King Akahai of Hawaii has, in an open letter to US President Barack Obama, asked that the United States to give his people “the same simple justice you so generously award yourselves and a justice you fought many wars to secure”.
He says, “Time has come to seize the moment of reconciliation and we formally inform you that we are now, who we were then: ’We are here!’”
The text of the open letter can be accessed at the Indian Country Today website of the American Indian tribes.
This is the 50th year of Hawaii’s incorporation in the United States as its 50th state.
In the late 19th century, Hawai was a kingdom ruled by Queen Liliuokalani (Picture on right). In 1893, she announced plans to establish a new constitution to replace the one established by her predecessor, King Kalakua in 1887. A “committee of safety” set up by a group of businessmen represented to the US government representative, John L. Stevens, that there might be violence against US citizens. Stevens summoned US troops from a ship and frstrated the queen’s plan to carry out reforms. He overthrew the queen and brought the kingdom under US control. He justified the action saying Britain and Canada were trying to bring the kingdom under their control. In 1898, the US government officially annexed Hawaii. In 1959, it was granted statehood.
In 1993, exactly 100 years after the takeover of Hawaii, the United States tendered a formal apology to Hawaiians for the overthrow of their kingdom.
The Apology Resolution, adopted by the Senate and House of Representatives and signed into law by President Bill Clinton, says:
- apologizes to Native Hawaiians on behalf of the people of the United States for the overthrow of the Kingdom of Hawaii on January 17, 1893... and the deprivation of the rights of Native Hawaiians to self-determination;
- expresses its commitment to acknowledge the ramifications of the overthrow of the Kingdom of Hawaii, in order to provide a proper foundation for reconciliation between the United States and the Native Hawaiian people; and
- urges the President of the United States to also acknowledge the ramifications of the overthrow of the Kingdom of Hawaii and to support reconciliation efforts between the United States and the Native Hawaiian people.
See the Apology Resolution
A Hawaiian sovereignty movement has been gathering momentum in the islands.
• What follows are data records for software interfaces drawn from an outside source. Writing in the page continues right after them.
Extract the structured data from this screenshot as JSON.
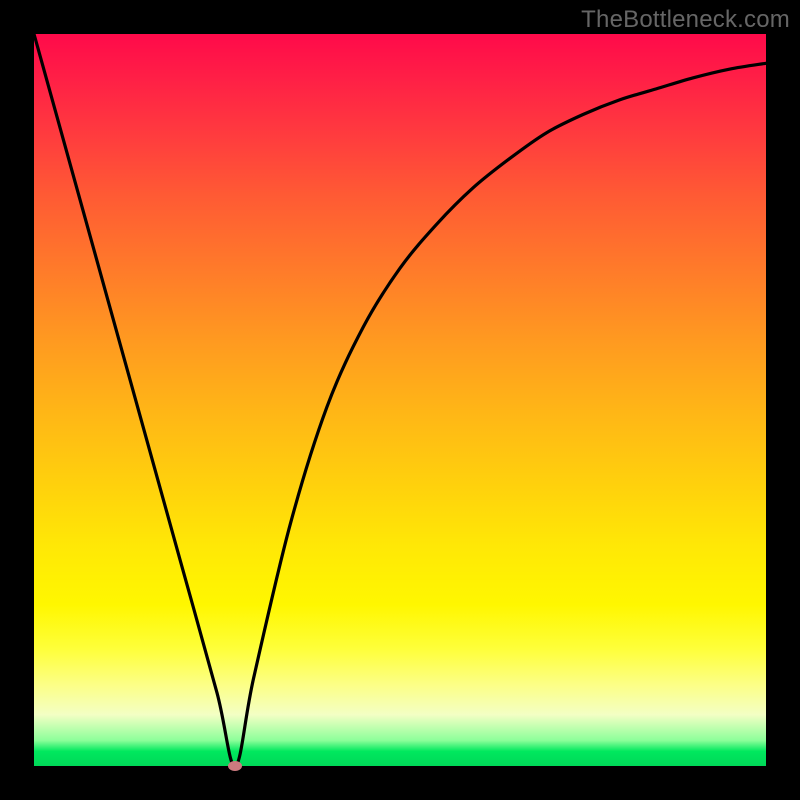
{
  "watermark": "TheBottleneck.com",
  "colors": {
    "background": "#000000",
    "curve": "#000000",
    "marker": "#cc7a7f"
  },
  "chart_data": {
    "type": "line",
    "title": "",
    "xlabel": "",
    "ylabel": "",
    "xlim": [
      0,
      100
    ],
    "ylim": [
      0,
      100
    ],
    "grid": false,
    "series": [
      {
        "name": "bottleneck-curve",
        "x": [
          0,
          5,
          10,
          15,
          20,
          25,
          27.5,
          30,
          35,
          40,
          45,
          50,
          55,
          60,
          65,
          70,
          75,
          80,
          85,
          90,
          95,
          100
        ],
        "values": [
          100,
          82,
          64,
          46,
          28,
          10,
          0,
          12,
          33,
          49,
          60,
          68,
          74,
          79,
          83,
          86.5,
          89,
          91,
          92.5,
          94,
          95.2,
          96
        ]
      }
    ],
    "annotations": [
      {
        "name": "minimum-marker",
        "x": 27.5,
        "y": 0
      }
    ]
  }
}
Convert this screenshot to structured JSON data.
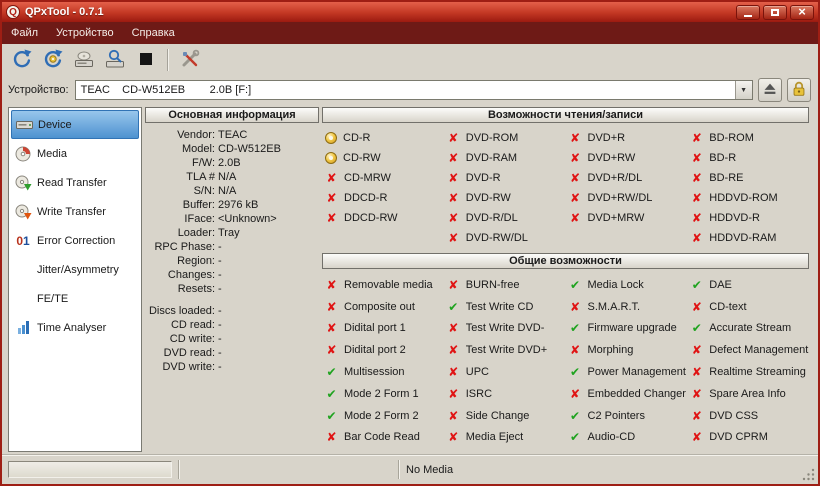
{
  "window": {
    "title": "QPxTool - 0.7.1",
    "logo": "Q",
    "controls": [
      "minimize",
      "maximize",
      "close"
    ]
  },
  "menu": {
    "items": [
      "Файл",
      "Устройство",
      "Справка"
    ]
  },
  "toolbar": {
    "icons": [
      "rescan-bus-icon",
      "refresh-info-icon",
      "load-eject-icon",
      "scan-media-icon",
      "stop-icon",
      "settings-icon"
    ]
  },
  "device_bar": {
    "label": "Устройство:",
    "value": "TEAC    CD-W512EB        2.0B [F:]",
    "buttons": [
      "eject-icon",
      "lock-icon"
    ]
  },
  "sidebar": {
    "items": [
      {
        "label": "Device",
        "icon": "device",
        "selected": true
      },
      {
        "label": "Media",
        "icon": "media",
        "selected": false
      },
      {
        "label": "Read Transfer",
        "icon": "read",
        "selected": false
      },
      {
        "label": "Write Transfer",
        "icon": "write",
        "selected": false
      },
      {
        "label": "Error Correction",
        "icon": "01",
        "icon_text": "01",
        "selected": false
      },
      {
        "label": "Jitter/Asymmetry",
        "icon": "none",
        "selected": false
      },
      {
        "label": "FE/TE",
        "icon": "none",
        "selected": false
      },
      {
        "label": "Time Analyser",
        "icon": "chart",
        "selected": false
      }
    ]
  },
  "info_panel": {
    "title": "Основная информация",
    "rows": [
      {
        "label": "Vendor:",
        "value": "TEAC"
      },
      {
        "label": "Model:",
        "value": "CD-W512EB"
      },
      {
        "label": "F/W:",
        "value": "2.0B"
      },
      {
        "label": "TLA #",
        "value": "N/A"
      },
      {
        "label": "S/N:",
        "value": "N/A"
      },
      {
        "label": "Buffer:",
        "value": "2976 kB"
      },
      {
        "label": "IFace:",
        "value": "<Unknown>"
      },
      {
        "label": "Loader:",
        "value": "Tray"
      },
      {
        "label": "RPC Phase:",
        "value": "-"
      },
      {
        "label": "Region:",
        "value": "-"
      },
      {
        "label": "Changes:",
        "value": "-"
      },
      {
        "label": "Resets:",
        "value": "-"
      },
      {
        "spacer": true
      },
      {
        "label": "Discs loaded:",
        "value": "-"
      },
      {
        "label": "CD read:",
        "value": "-"
      },
      {
        "label": "CD write:",
        "value": "-"
      },
      {
        "label": "DVD read:",
        "value": "-"
      },
      {
        "label": "DVD write:",
        "value": "-"
      }
    ]
  },
  "capabilities": {
    "rw_title": "Возможности чтения/записи",
    "rw_columns": [
      [
        {
          "label": "CD-R",
          "state": "disc"
        },
        {
          "label": "CD-RW",
          "state": "disc"
        },
        {
          "label": "CD-MRW",
          "state": "no"
        },
        {
          "label": "DDCD-R",
          "state": "no"
        },
        {
          "label": "DDCD-RW",
          "state": "no"
        }
      ],
      [
        {
          "label": "DVD-ROM",
          "state": "no"
        },
        {
          "label": "DVD-RAM",
          "state": "no"
        },
        {
          "label": "DVD-R",
          "state": "no"
        },
        {
          "label": "DVD-RW",
          "state": "no"
        },
        {
          "label": "DVD-R/DL",
          "state": "no"
        },
        {
          "label": "DVD-RW/DL",
          "state": "no"
        }
      ],
      [
        {
          "label": "DVD+R",
          "state": "no"
        },
        {
          "label": "DVD+RW",
          "state": "no"
        },
        {
          "label": "DVD+R/DL",
          "state": "no"
        },
        {
          "label": "DVD+RW/DL",
          "state": "no"
        },
        {
          "label": "DVD+MRW",
          "state": "no"
        }
      ],
      [
        {
          "label": "BD-ROM",
          "state": "no"
        },
        {
          "label": "BD-R",
          "state": "no"
        },
        {
          "label": "BD-RE",
          "state": "no"
        },
        {
          "label": "HDDVD-ROM",
          "state": "no"
        },
        {
          "label": "HDDVD-R",
          "state": "no"
        },
        {
          "label": "HDDVD-RAM",
          "state": "no"
        }
      ]
    ],
    "general_title": "Общие возможности",
    "general_columns": [
      [
        {
          "label": "Removable media",
          "state": "no"
        },
        {
          "label": "Composite out",
          "state": "no"
        },
        {
          "label": "Didital port 1",
          "state": "no"
        },
        {
          "label": "Didital port 2",
          "state": "no"
        },
        {
          "label": "Multisession",
          "state": "yes"
        },
        {
          "label": "Mode 2 Form 1",
          "state": "yes"
        },
        {
          "label": "Mode 2 Form 2",
          "state": "yes"
        },
        {
          "label": "Bar Code Read",
          "state": "no"
        }
      ],
      [
        {
          "label": "BURN-free",
          "state": "no"
        },
        {
          "label": "Test Write CD",
          "state": "yes"
        },
        {
          "label": "Test Write DVD-",
          "state": "no"
        },
        {
          "label": "Test Write DVD+",
          "state": "no"
        },
        {
          "label": "UPC",
          "state": "no"
        },
        {
          "label": "ISRC",
          "state": "no"
        },
        {
          "label": "Side Change",
          "state": "no"
        },
        {
          "label": "Media Eject",
          "state": "no"
        }
      ],
      [
        {
          "label": "Media Lock",
          "state": "yes"
        },
        {
          "label": "S.M.A.R.T.",
          "state": "no"
        },
        {
          "label": "Firmware upgrade",
          "state": "yes"
        },
        {
          "label": "Morphing",
          "state": "no"
        },
        {
          "label": "Power Management",
          "state": "yes"
        },
        {
          "label": "Embedded Changer",
          "state": "no"
        },
        {
          "label": "C2 Pointers",
          "state": "yes"
        },
        {
          "label": "Audio-CD",
          "state": "yes"
        }
      ],
      [
        {
          "label": "DAE",
          "state": "yes"
        },
        {
          "label": "CD-text",
          "state": "no"
        },
        {
          "label": "Accurate Stream",
          "state": "yes"
        },
        {
          "label": "Defect Management",
          "state": "no"
        },
        {
          "label": "Realtime Streaming",
          "state": "no"
        },
        {
          "label": "Spare Area Info",
          "state": "no"
        },
        {
          "label": "DVD CSS",
          "state": "no"
        },
        {
          "label": "DVD CPRM",
          "state": "no"
        }
      ]
    ]
  },
  "statusbar": {
    "media_status": "No Media"
  }
}
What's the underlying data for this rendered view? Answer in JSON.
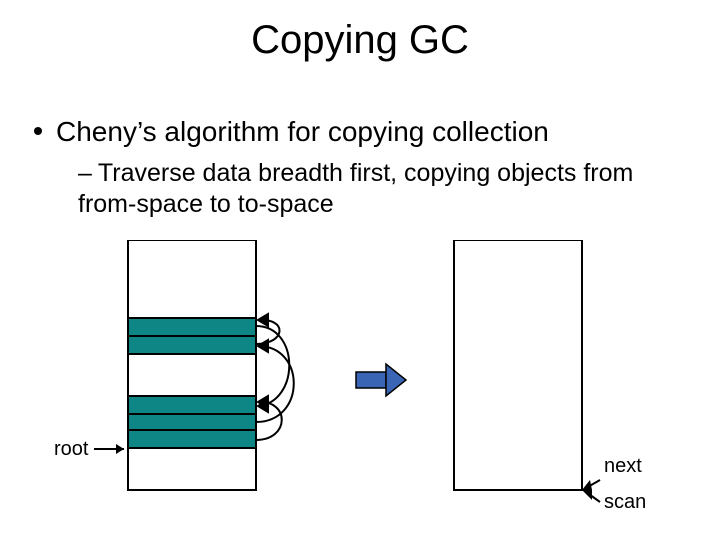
{
  "title": "Copying GC",
  "bullet_main": "Cheny’s algorithm for copying collection",
  "bullet_sub": "Traverse data breadth first, copying objects from from-space to to-space",
  "labels": {
    "root": "root",
    "next": "next",
    "scan": "scan"
  },
  "colors": {
    "fill": "#0f8686",
    "arrow": "#3a64b4"
  }
}
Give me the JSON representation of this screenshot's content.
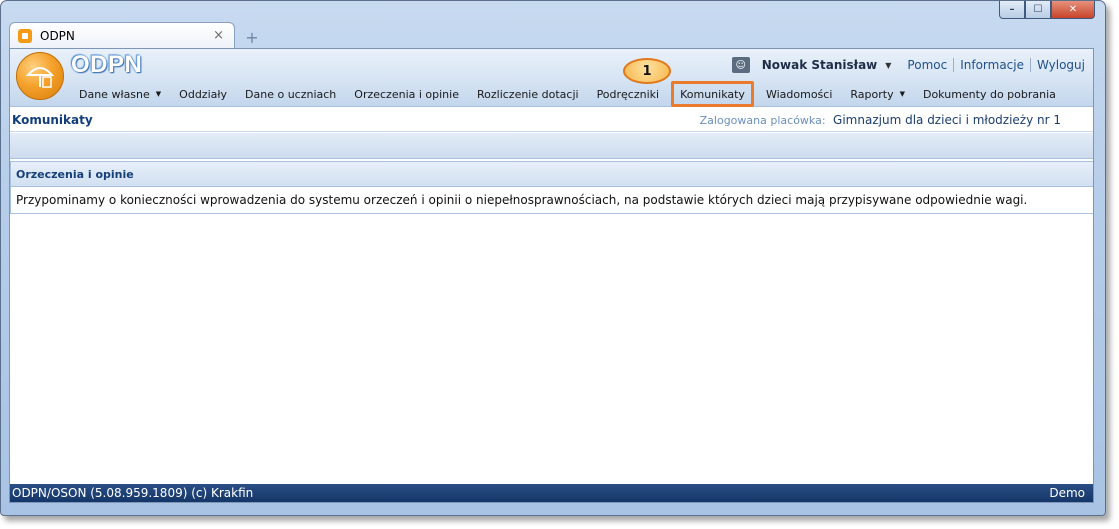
{
  "tab": {
    "title": "ODPN",
    "close_glyph": "×",
    "new_tab_glyph": "+"
  },
  "window_controls": {
    "minimize": "–",
    "maximize": "☐",
    "close": "✕"
  },
  "app": {
    "name": "ODPN",
    "logo_icon": "umbrella-calculator-icon"
  },
  "user": {
    "name": "Nowak Stanisław",
    "links": [
      "Pomoc",
      "Informacje",
      "Wyloguj"
    ]
  },
  "menu": {
    "items": [
      {
        "label": "Dane własne",
        "has_dropdown": true
      },
      {
        "label": "Oddziały",
        "has_dropdown": false
      },
      {
        "label": "Dane o uczniach",
        "has_dropdown": false
      },
      {
        "label": "Orzeczenia i opinie",
        "has_dropdown": false
      },
      {
        "label": "Rozliczenie dotacji",
        "has_dropdown": false
      },
      {
        "label": "Podręczniki",
        "has_dropdown": false
      },
      {
        "label": "Komunikaty",
        "has_dropdown": false,
        "active": true
      },
      {
        "label": "Wiadomości",
        "has_dropdown": false
      },
      {
        "label": "Raporty",
        "has_dropdown": true
      },
      {
        "label": "Dokumenty do pobrania",
        "has_dropdown": false
      }
    ]
  },
  "callout": {
    "number": "1"
  },
  "page": {
    "title": "Komunikaty",
    "placowka_label": "Zalogowana placówka:",
    "placowka_value": "Gimnazjum dla dzieci i młodzieży nr 1"
  },
  "panel": {
    "header": "Orzeczenia i opinie",
    "message": "Przypominamy o konieczności wprowadzenia do systemu orzeczeń i opinii o niepełnosprawnościach, na podstawie których dzieci mają przypisywane odpowiednie wagi."
  },
  "status": {
    "left": "ODPN/OSON (5.08.959.1809) (c) Krakfin",
    "right": "Demo"
  },
  "colors": {
    "accent": "#ea7b2c",
    "statusbar": "#1c3f74",
    "title": "#123f7a"
  }
}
Its focus is on self-determination and self-governance for Native Hawaiians.
A constitutional convention held in 1978 created an Office of Hawaiian Affairs (OHA), a semi-autonomous entity charged with the administration of 7,300 square kilometres of royal land held in trust for the benefit of Native Hawaiians. Through OHA Native Hawaiians are able to take decisions with regard to the land and collect revenue generated from it to finance programmes for their benefit.
OHA has invited the leaders of Hawaii’s self-defined governments and independence advocates to a Community Consultation Summit to be held on May 30, 2009. The stated purpose of the summit is to open communications between the Trustees and groups which seek to assert Hawaiian independence and sovereignty and work towards a consensus on some issues.